* **DATA EXCERPTS**:
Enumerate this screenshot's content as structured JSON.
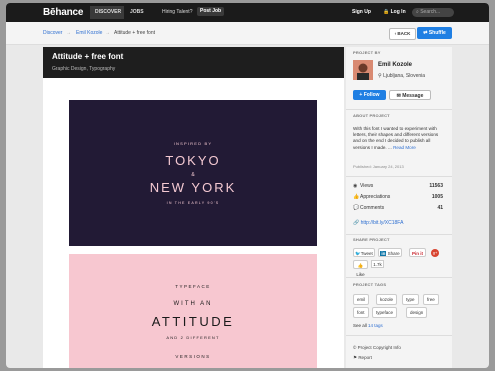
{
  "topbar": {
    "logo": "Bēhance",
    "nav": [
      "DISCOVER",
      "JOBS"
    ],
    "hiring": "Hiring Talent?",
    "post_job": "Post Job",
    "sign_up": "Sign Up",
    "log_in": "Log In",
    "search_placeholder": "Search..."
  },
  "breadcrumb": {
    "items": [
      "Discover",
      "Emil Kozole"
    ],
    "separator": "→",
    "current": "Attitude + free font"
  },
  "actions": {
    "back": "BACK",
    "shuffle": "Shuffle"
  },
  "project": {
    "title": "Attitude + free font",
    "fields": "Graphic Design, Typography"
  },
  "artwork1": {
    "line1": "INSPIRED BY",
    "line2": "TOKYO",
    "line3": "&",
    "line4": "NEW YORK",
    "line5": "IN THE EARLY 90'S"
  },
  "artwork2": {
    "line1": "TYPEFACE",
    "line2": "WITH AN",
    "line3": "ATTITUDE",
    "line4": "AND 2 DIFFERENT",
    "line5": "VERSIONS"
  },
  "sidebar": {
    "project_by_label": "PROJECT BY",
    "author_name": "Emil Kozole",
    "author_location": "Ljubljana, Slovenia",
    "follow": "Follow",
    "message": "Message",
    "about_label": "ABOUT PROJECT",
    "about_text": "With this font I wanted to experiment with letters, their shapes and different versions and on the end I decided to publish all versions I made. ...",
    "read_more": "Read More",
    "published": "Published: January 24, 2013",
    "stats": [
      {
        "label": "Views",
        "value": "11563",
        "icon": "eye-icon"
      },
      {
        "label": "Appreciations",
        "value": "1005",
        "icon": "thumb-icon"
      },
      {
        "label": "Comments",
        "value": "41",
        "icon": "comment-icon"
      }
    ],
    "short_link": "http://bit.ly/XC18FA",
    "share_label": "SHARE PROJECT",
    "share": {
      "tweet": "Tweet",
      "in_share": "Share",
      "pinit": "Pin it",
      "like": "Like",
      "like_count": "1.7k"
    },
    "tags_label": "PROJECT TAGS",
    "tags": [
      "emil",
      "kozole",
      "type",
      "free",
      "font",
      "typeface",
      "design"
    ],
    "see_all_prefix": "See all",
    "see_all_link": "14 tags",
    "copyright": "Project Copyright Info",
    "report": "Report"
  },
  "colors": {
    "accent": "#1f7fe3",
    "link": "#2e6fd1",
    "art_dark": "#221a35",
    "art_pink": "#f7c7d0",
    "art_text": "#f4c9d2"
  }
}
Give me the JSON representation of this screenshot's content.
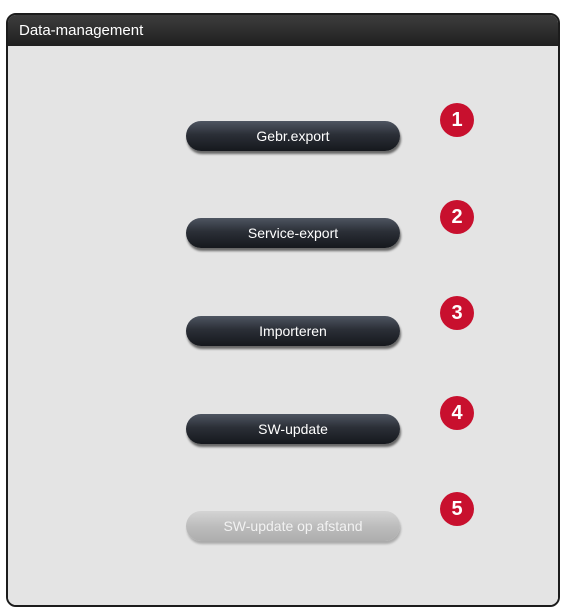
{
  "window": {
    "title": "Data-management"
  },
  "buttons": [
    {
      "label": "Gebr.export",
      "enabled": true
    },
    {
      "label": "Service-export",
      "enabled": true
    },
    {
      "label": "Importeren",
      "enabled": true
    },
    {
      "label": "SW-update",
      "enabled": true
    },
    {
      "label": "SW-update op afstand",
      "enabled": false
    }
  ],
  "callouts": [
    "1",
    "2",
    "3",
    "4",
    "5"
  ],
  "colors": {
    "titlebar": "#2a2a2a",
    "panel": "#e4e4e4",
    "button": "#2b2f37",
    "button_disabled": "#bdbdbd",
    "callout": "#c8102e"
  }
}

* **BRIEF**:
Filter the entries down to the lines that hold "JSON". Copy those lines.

* **RESPONSE BOX**:
Enumerate this screenshot's content as structured JSON.
Give me the JSON representation of this screenshot's content.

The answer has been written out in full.